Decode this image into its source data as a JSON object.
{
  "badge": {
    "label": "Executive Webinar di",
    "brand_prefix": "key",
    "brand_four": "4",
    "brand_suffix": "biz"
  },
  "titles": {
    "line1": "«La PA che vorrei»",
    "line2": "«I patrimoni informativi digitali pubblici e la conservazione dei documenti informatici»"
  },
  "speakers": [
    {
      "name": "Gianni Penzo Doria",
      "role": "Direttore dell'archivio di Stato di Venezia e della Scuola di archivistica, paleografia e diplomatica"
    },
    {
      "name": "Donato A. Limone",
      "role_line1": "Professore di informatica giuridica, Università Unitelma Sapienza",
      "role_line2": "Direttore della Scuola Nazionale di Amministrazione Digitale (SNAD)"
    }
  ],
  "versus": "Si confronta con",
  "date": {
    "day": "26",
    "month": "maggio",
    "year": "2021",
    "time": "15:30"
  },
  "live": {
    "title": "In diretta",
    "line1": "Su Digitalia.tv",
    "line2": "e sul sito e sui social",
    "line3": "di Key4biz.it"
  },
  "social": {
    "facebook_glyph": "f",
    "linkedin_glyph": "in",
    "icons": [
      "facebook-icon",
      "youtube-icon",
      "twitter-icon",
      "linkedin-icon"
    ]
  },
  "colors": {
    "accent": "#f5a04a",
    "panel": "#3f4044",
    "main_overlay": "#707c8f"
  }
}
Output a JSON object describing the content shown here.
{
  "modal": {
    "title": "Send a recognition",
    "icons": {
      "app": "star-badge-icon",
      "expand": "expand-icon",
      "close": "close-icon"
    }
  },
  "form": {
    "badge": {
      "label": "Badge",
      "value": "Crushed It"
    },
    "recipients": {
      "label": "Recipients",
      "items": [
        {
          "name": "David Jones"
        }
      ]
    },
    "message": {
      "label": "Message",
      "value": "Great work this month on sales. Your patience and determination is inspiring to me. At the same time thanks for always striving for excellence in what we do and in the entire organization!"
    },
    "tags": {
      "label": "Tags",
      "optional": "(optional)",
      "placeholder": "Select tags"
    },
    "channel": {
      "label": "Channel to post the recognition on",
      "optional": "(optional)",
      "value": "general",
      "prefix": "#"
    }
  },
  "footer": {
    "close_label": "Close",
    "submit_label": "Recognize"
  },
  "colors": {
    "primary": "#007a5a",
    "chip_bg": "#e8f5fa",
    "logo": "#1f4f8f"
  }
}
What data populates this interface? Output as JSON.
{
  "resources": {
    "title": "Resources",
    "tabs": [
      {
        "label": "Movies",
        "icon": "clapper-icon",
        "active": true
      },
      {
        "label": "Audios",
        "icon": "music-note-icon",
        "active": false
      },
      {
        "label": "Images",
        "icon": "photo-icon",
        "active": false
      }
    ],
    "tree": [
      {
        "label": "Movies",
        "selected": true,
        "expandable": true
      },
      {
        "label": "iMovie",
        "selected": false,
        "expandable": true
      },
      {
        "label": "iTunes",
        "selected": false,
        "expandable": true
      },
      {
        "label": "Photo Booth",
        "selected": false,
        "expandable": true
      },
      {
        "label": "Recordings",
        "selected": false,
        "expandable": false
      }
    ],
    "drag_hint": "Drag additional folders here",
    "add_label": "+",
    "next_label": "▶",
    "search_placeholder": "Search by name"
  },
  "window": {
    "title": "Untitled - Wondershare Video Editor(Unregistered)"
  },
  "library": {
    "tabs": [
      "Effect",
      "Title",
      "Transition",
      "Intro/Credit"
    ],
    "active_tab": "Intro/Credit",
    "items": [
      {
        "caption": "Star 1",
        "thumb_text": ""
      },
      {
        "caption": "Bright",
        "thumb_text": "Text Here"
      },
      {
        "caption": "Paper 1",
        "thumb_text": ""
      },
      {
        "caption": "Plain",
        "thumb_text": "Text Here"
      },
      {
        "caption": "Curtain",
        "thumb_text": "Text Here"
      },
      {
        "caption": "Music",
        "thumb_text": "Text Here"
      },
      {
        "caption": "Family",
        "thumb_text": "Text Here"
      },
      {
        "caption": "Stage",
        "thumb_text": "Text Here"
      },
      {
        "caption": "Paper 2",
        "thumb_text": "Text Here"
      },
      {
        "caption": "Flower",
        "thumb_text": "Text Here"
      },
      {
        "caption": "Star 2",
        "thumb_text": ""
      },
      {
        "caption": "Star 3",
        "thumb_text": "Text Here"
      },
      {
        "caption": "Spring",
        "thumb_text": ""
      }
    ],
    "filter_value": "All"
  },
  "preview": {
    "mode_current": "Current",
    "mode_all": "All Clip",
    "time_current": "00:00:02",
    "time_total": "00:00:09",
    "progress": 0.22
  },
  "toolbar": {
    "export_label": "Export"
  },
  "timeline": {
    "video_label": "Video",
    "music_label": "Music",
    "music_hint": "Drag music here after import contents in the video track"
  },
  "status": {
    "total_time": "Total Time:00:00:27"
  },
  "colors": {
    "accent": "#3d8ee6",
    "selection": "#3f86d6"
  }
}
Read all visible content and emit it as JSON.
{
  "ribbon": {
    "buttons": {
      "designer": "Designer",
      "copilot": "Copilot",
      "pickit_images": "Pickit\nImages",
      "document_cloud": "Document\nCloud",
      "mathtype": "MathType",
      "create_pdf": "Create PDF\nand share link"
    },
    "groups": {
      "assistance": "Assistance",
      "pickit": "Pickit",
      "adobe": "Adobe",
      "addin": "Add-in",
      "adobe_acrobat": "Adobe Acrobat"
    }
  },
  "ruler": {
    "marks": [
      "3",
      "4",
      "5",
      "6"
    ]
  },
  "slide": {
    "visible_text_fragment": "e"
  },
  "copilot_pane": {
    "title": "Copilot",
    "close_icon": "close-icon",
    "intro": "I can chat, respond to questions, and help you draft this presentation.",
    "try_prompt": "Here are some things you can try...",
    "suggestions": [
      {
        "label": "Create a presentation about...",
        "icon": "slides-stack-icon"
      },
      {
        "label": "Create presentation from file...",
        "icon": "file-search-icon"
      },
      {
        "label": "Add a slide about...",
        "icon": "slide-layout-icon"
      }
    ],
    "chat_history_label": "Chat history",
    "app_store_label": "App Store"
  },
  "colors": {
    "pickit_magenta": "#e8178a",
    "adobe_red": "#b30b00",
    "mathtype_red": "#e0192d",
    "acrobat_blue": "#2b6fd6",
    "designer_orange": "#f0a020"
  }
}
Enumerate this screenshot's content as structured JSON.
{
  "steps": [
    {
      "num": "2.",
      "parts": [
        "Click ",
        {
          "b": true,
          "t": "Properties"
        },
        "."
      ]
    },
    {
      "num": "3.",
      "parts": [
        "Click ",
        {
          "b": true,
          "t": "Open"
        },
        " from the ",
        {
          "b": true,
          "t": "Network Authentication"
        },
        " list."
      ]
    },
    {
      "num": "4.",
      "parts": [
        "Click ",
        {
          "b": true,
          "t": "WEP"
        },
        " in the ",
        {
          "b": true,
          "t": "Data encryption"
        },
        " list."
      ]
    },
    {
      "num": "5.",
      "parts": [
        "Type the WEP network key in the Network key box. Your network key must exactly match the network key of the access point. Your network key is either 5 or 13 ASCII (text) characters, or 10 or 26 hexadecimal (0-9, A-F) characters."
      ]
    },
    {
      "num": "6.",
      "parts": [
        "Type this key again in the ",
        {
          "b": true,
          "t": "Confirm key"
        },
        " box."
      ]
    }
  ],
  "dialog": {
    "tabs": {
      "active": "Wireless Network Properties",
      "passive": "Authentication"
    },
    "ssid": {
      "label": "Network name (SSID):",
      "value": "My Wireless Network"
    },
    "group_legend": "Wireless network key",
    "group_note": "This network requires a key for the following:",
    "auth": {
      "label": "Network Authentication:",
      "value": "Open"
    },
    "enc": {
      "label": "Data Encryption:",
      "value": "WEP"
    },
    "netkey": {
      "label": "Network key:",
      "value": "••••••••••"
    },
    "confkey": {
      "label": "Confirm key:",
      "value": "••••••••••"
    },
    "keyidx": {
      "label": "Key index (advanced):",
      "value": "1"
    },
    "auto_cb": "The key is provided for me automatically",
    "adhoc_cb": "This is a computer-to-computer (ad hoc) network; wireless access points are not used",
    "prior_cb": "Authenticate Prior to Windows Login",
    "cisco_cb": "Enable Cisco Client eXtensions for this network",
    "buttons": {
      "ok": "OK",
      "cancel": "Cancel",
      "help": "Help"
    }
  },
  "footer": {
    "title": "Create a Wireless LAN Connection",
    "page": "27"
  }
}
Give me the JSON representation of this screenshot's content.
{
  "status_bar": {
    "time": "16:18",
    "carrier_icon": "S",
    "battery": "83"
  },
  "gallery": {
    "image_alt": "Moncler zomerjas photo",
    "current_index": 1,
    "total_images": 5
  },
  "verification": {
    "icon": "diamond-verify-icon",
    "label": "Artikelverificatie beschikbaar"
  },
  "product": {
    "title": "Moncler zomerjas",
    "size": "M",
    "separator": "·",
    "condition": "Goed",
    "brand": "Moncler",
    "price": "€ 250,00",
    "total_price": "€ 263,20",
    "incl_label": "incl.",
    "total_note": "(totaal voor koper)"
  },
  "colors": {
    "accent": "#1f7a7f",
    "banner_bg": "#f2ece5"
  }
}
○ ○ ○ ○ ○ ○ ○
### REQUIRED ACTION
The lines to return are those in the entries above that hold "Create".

### REPLY TO THE EXERCISE
      "create_pdf": "Create PDF\nand share link"
        "label": "Create a presentation about...",
        "label": "Create presentation from file...",
    "title": "Create a Wireless LAN Connection",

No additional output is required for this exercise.